*Task goal*: Copy every line below. Do not alter any of them.

*Data section*:

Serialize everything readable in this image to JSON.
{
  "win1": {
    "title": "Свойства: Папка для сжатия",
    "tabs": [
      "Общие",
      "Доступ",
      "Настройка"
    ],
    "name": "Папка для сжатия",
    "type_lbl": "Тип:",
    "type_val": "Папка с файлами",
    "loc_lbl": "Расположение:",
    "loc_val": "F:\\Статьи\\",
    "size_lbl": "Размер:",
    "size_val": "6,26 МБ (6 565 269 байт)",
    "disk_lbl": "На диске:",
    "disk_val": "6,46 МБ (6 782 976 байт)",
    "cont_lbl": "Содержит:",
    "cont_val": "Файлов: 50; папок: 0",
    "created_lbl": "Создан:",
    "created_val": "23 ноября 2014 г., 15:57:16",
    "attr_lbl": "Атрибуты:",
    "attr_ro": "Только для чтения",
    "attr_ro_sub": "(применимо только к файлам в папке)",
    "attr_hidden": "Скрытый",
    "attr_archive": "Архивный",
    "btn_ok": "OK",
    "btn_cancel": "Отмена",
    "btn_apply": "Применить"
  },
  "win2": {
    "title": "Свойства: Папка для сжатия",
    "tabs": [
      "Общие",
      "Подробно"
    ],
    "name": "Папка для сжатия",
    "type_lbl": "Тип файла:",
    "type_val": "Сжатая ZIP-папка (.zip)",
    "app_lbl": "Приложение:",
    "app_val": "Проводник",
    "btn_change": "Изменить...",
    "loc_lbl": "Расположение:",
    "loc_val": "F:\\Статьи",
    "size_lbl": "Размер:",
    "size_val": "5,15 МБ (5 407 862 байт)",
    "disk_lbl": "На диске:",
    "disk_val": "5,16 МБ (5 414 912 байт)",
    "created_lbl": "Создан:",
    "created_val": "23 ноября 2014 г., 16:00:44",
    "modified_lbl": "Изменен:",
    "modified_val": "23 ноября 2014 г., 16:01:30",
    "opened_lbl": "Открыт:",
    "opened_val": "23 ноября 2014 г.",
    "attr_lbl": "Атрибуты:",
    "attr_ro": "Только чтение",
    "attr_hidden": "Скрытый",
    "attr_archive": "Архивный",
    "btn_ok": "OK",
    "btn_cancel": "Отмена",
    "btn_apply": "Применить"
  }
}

*Result of this exercise*:
Serialize everything readable in this image to JSON.
{
  "win1": {
    "title": "Свойства: Папка для сжатия",
    "tabs": [
      "Общие",
      "Доступ",
      "Настройка"
    ],
    "name": "Папка для сжатия",
    "type_lbl": "Тип:",
    "type_val": "Папка с файлами",
    "loc_lbl": "Расположение:",
    "loc_val": "F:\\Статьи\\",
    "size_lbl": "Размер:",
    "size_val": "6,26 МБ (6 565 269 байт)",
    "disk_lbl": "На диске:",
    "disk_val": "6,46 МБ (6 782 976 байт)",
    "cont_lbl": "Содержит:",
    "cont_val": "Файлов: 50; папок: 0",
    "created_lbl": "Создан:",
    "created_val": "23 ноября 2014 г., 15:57:16",
    "attr_lbl": "Атрибуты:",
    "attr_ro": "Только для чтения",
    "attr_ro_sub": "(применимо только к файлам в папке)",
    "attr_hidden": "Скрытый",
    "attr_archive": "Архивный",
    "btn_ok": "OK",
    "btn_cancel": "Отмена",
    "btn_apply": "Применить"
  },
  "win2": {
    "title": "Свойства: Папка для сжатия",
    "tabs": [
      "Общие",
      "Подробно"
    ],
    "name": "Папка для сжатия",
    "type_lbl": "Тип файла:",
    "type_val": "Сжатая ZIP-папка (.zip)",
    "app_lbl": "Приложение:",
    "app_val": "Проводник",
    "btn_change": "Изменить...",
    "loc_lbl": "Расположение:",
    "loc_val": "F:\\Статьи",
    "size_lbl": "Размер:",
    "size_val": "5,15 МБ (5 407 862 байт)",
    "disk_lbl": "На диске:",
    "disk_val": "5,16 МБ (5 414 912 байт)",
    "created_lbl": "Создан:",
    "created_val": "23 ноября 2014 г., 16:00:44",
    "modified_lbl": "Изменен:",
    "modified_val": "23 ноября 2014 г., 16:01:30",
    "opened_lbl": "Открыт:",
    "opened_val": "23 ноября 2014 г.",
    "attr_lbl": "Атрибуты:",
    "attr_ro": "Только чтение",
    "attr_hidden": "Скрытый",
    "attr_archive": "Архивный",
    "btn_ok": "OK",
    "btn_cancel": "Отмена",
    "btn_apply": "Применить"
  }
}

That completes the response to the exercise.